If there is one exam that requires you to know everything under the sun, it has to be the Civil Services exam. The UPSC wants all-rounders, which is why the Humanities student ends up studying science and the science student is introduced to the world of Arts. By bringing in the subject of science and technology, the UPSC has ensured that only well rounded personalities achieve some of the highest posts in the country.
As an Arts student this subject is probably your Achilles heel, and as a science student you are perhaps wheeling under its vastness. Below we address both these issues and assist you in designing a well researched strategy.
The subject forms a part of both the Prelims as well as the Mains syllabus (sub-topic of GS Paper 3). For prelims you need to have an overview of everything, from theoretical aspects and fundamentals of Physics, Chemistry and Biology to the latest technological developments.
For the Mains, the syllabus contains the following topics:
- Science and Technology- developments and their applications and effects in everyday life.
- Achievements of Indians in science & technology; indigenization of technology and developing new technology.
- Awareness in the fields of IT, Space, Computers, robotics, nano-technology, bio-technology and issues relating to intellectual property rights.
These are the sub-topics of GS Mains Paper 3 that come under Science and Technology. If you observe the trend in previous year’s papers you will notice two things:
1. The number of questions on the topic can be anywhere between 8 and 19. In 2011 the highest number of questions (19) appeared, while the past 3 years have only seen 8 to 9 questions.

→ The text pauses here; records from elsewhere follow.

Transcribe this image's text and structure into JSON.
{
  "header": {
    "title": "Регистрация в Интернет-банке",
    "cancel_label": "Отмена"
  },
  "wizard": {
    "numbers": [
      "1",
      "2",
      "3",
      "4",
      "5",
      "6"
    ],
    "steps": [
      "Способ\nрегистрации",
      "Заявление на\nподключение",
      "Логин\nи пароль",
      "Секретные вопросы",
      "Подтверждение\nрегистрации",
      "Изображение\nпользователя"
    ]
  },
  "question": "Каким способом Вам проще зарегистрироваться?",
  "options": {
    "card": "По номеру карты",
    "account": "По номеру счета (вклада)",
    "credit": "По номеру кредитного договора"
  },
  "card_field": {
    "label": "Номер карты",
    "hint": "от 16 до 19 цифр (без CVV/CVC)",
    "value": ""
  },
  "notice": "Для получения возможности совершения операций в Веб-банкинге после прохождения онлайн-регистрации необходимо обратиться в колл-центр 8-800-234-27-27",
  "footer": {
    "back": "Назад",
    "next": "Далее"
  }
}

2. The questions primarily focus on current happenings in the field of science and tech rather than detailed theoretical knowledge. For example, the IRNSS Mission has been in news and the UPSC formulated a question asking about Standard Positioning System and Precision Positioning System along with the Mission. So a static topic gained importance because of its mention in recent news. Again in 2016, the aspirants were asked to list features of Indian Government’s Mission on Nanoscience and Technology along with a short note on the importance of nanotechnology. Therefore, pay attention to the static portions of technologies that are trending currently.

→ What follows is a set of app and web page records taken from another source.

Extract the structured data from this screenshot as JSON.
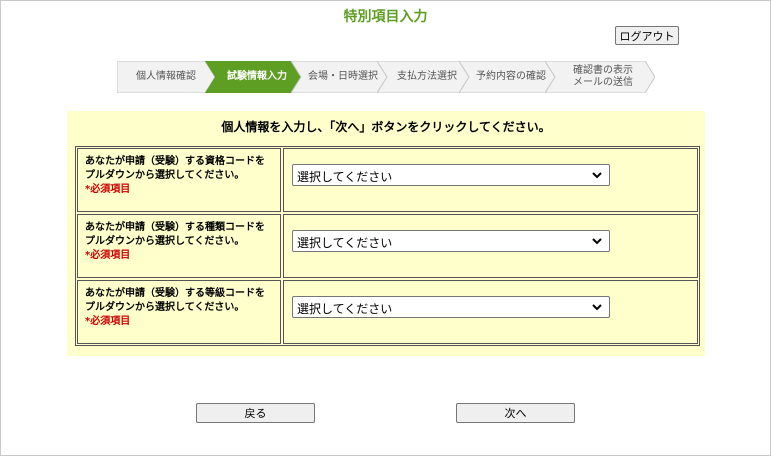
{
  "page": {
    "title": "特別項目入力",
    "logout_label": "ログアウト"
  },
  "steps": [
    {
      "label": "個人情報確認",
      "active": false
    },
    {
      "label": "試験情報入力",
      "active": true
    },
    {
      "label": "会場・日時選択",
      "active": false
    },
    {
      "label": "支払方法選択",
      "active": false
    },
    {
      "label": "予約内容の確認",
      "active": false
    },
    {
      "label_line1": "確認書の表示",
      "label_line2": "メールの送信",
      "active": false
    }
  ],
  "form": {
    "instruction": "個人情報を入力し、「次へ」ボタンをクリックしてください。",
    "required_label": "*必須項目",
    "rows": [
      {
        "line1": "あなたが申請（受験）する資格コードを",
        "line2": "プルダウンから選択してください。",
        "selected": "選択してください"
      },
      {
        "line1": "あなたが申請（受験）する種類コードを",
        "line2": "プルダウンから選択してください。",
        "selected": "選択してください"
      },
      {
        "line1": "あなたが申請（受験）する等級コードを",
        "line2": "プルダウンから選択してください。",
        "selected": "選択してください"
      }
    ]
  },
  "actions": {
    "back_label": "戻る",
    "next_label": "次へ"
  },
  "colors": {
    "title_green": "#5e9e23",
    "active_step": "#5e9e23",
    "step_bg": "#f2f2f2",
    "panel_bg": "#ffffcc",
    "required_red": "#cc0000"
  }
}
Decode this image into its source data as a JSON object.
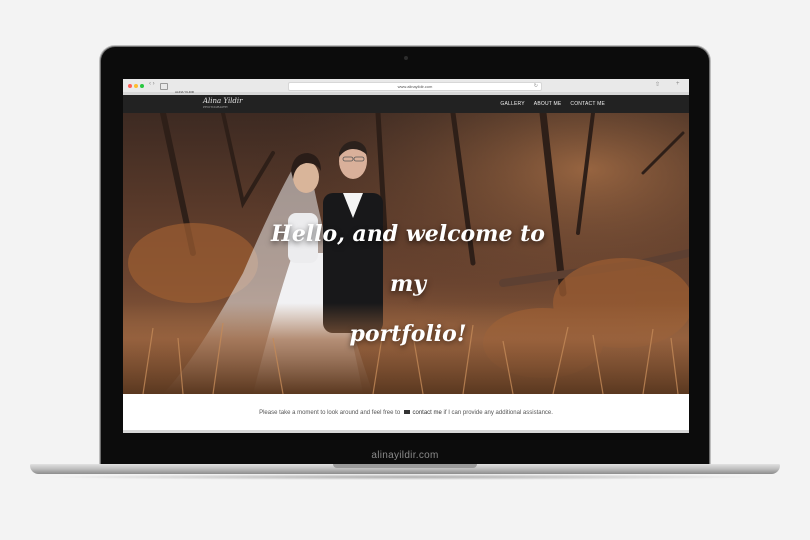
{
  "browser": {
    "url": "www.alinayildir.com",
    "tab_label": "ALINA YILDIR"
  },
  "site": {
    "logo_text": "Alina Yildir",
    "logo_subtitle": "PHOTOGRAPHY",
    "nav": [
      "GALLERY",
      "ABOUT ME",
      "CONTACT ME"
    ]
  },
  "hero": {
    "title_line1": "Hello, and welcome to my",
    "title_line2": "portfolio!"
  },
  "info": {
    "before": "Please take a moment to look around and feel free to",
    "contact_link": "contact me",
    "after": "if I can provide any additional assistance."
  },
  "device": {
    "chin_label": "alinayildir.com"
  },
  "colors": {
    "nav_bg": "#222222",
    "page_bg": "#f3f3f3"
  }
}
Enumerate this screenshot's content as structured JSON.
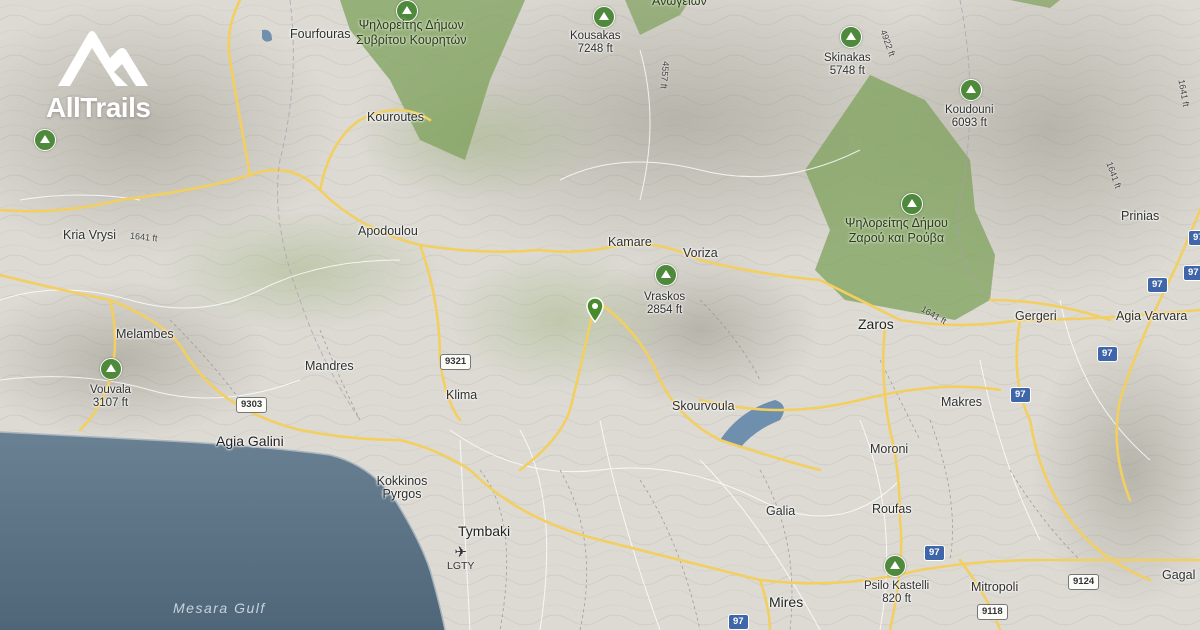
{
  "brand": {
    "name": "AllTrails",
    "icon": "mountain-logo-icon"
  },
  "colors": {
    "land": "#dcdad3",
    "sea": "#5b7488",
    "forest": "#7fa15c",
    "road_major": "#f2cf60",
    "pin": "#4a8a2e"
  },
  "forests": [
    {
      "line1": "Ψηλορείτης Δήμων",
      "line2": "Συβρίτου Κουρητών"
    },
    {
      "line1": "Ψηλορείτης Δήμου",
      "line2": "Ζαρού και Ρούβα"
    },
    {
      "line1": "Ανωγείων"
    }
  ],
  "peaks": [
    {
      "name": "Kousakas",
      "elevation": "7248 ft"
    },
    {
      "name": "Skinakas",
      "elevation": "5748 ft"
    },
    {
      "name": "Koudouni",
      "elevation": "6093 ft"
    },
    {
      "name": "Vraskos",
      "elevation": "2854 ft"
    },
    {
      "name": "Vouvala",
      "elevation": "3107 ft"
    },
    {
      "name": "Psilo Kastelli",
      "elevation": "820 ft"
    }
  ],
  "places": [
    "Fourfouras",
    "Kouroutes",
    "Kria Vrysi",
    "Apodoulou",
    "Kamare",
    "Voriza",
    "Melambes",
    "Mandres",
    "Klima",
    "Skourvoula",
    "Zaros",
    "Gergeri",
    "Prinias",
    "Agia Varvara",
    "Makres",
    "Moroni",
    "Agia Galini",
    "Kokkinos Pyrgos",
    "Tymbaki",
    "Galia",
    "Roufas",
    "Mires",
    "Mitropoli",
    "Gagal"
  ],
  "routes": [
    "9321",
    "9303",
    "97",
    "97",
    "97",
    "97",
    "97",
    "9124",
    "9118",
    "97",
    "97"
  ],
  "elevation_labels": [
    "1641 ft",
    "4922 ft",
    "4557 ft",
    "1641 ft",
    "1641 ft",
    "1641 ft"
  ],
  "water": {
    "name": "Mesara Gulf"
  },
  "airport": {
    "code": "LGTY",
    "icon": "airplane-icon"
  },
  "marker": {
    "icon": "trail-pin-icon"
  }
}
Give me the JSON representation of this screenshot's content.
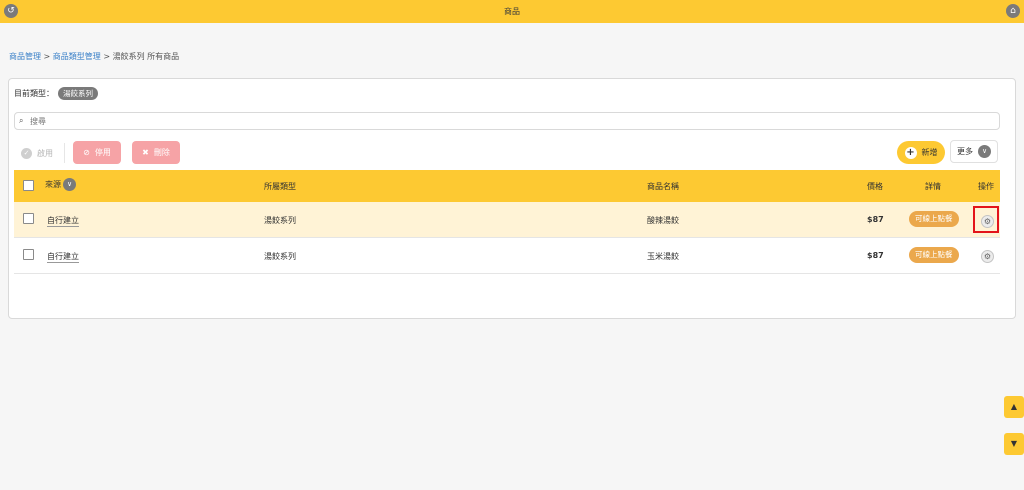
{
  "header": {
    "title": "商品",
    "back_icon": "back-icon",
    "home_icon": "home-icon"
  },
  "breadcrumb": {
    "item1": "商品管理",
    "sep1": " > ",
    "item2": "商品類型管理",
    "sep2": " > ",
    "current": "湯餃系列 所有商品"
  },
  "category": {
    "label": "目前類型：",
    "badge": "湯餃系列"
  },
  "search": {
    "placeholder": "搜尋",
    "value": ""
  },
  "toolbar": {
    "enable_label": "啟用",
    "disable_label": "停用",
    "delete_label": "刪除",
    "add_label": "新增",
    "more_label": "更多"
  },
  "table": {
    "headers": {
      "source": "來源",
      "category": "所屬類型",
      "name": "商品名稱",
      "price": "價格",
      "detail": "詳情",
      "action": "操作"
    },
    "rows": [
      {
        "source": "自行建立",
        "category": "湯餃系列",
        "name": "酸辣湯餃",
        "price": "$87",
        "detail": "可線上點餐"
      },
      {
        "source": "自行建立",
        "category": "湯餃系列",
        "name": "玉米湯餃",
        "price": "$87",
        "detail": "可線上點餐"
      }
    ]
  },
  "colors": {
    "accent": "#fdc932",
    "row_highlight": "#fff3d6",
    "danger_button": "#f6a3a6",
    "pill": "#eba84c",
    "link": "#3a80c8",
    "focus_box": "#e3141b"
  }
}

2. WHAT TO STUDY
For a better understanding, we have split the subject into:
1. Science 2. Technology
This forms the static aspect of the paper. A general overview and basic understanding of fundamental concepts is the only requirement. Pay more attention to biology rather than chemistry and physics. Within biology, focus on human anatomy more rather than plant anatomy. Microbiology and biotechnology have emerged as important topics too.
Current affairs is central to Technology as most questions focus on it. The following areas are important:
a. Government policies and announcements in the field of Technology. Any new developments enlisted by the Government must not be skipped.
b. Day to day technology. Themes you come across on a daily basis like RFID, GPRS, 4G, Internet of Things, Bluetooth etc. must be familiar to you.
c. Take a note of the recent Noble Prize winner’s research fields along with the achievements of Indians in other important forums. Any new inventions/discoveries also need to be read. For example the questions on Graphene and Stem Cells were asked in the exam as they pertained to new research by Noble Prize winners.
3. BOOKS TO STUDY
a. Official website of the Department of Science and Technology. Here you will find valuable information about the new developments and policies in this field. It has been observed that a lot of times questions are directly lifted from official governments web portals. Therefore visit this site frequently to stay updated.
b. Class 11 and 12 NCERT for clarity on some basic concepts.
c. Read Science Reporter magazine. It is a monthly magazine published by the National Institute of Science Communication and Information Resources. You will find ample material here to cover both Prelims and Mains.
d. Science and tech section in The Hindu (features weekly).
e. 1000 Plus Questions on General Science – TMH. You can refer to this book for Prelims.
4. UPSCPATHSHALA PRO TIP
1. For science students, revising basic notes will suffice for the static portions. Just a quick read through of NCERTs is what you need at the most to brush up your memory. The questions asked in the exam have been designed keeping in mind that aspirants are from different streams, therefore very simple and basic questions are asked.
2. If you are a Humanities student, we suggest skipping Physics and Chemistry entirely and focusing on Biology and recent developments instead. This is because hardly 1-2 questions are asked from these subjects; spending this time on other topics in the Paper will prove more beneficial in terms of scoring high. There is no point in trying to understand something that is entirely new to you when you can focus more on your strengths and increase your score.
3. Emphasize on biology. An analysis of recent trends shows that the UPSC is focusing on biology and latest developments in medical and health sectors. Although the UPSC pattern cannot be predicted but compared to Physics and Chemistry, this is more important. One of the reasons for its importance is that it spills over into topics like biotech, biodiversity, conservation, environment etc.
4. Be aware of ongoing research and new breakthroughs since the UPSC tends to ask questions from here. Concentrate on physics, chemistry and medicine for maximum return on time spent.
Being an interesting subject, the study for S&T will not seem like a burden. Develop a curious temperament that is enthused by the fascinating world of science and its thrilling applications that make our lives more comfortable.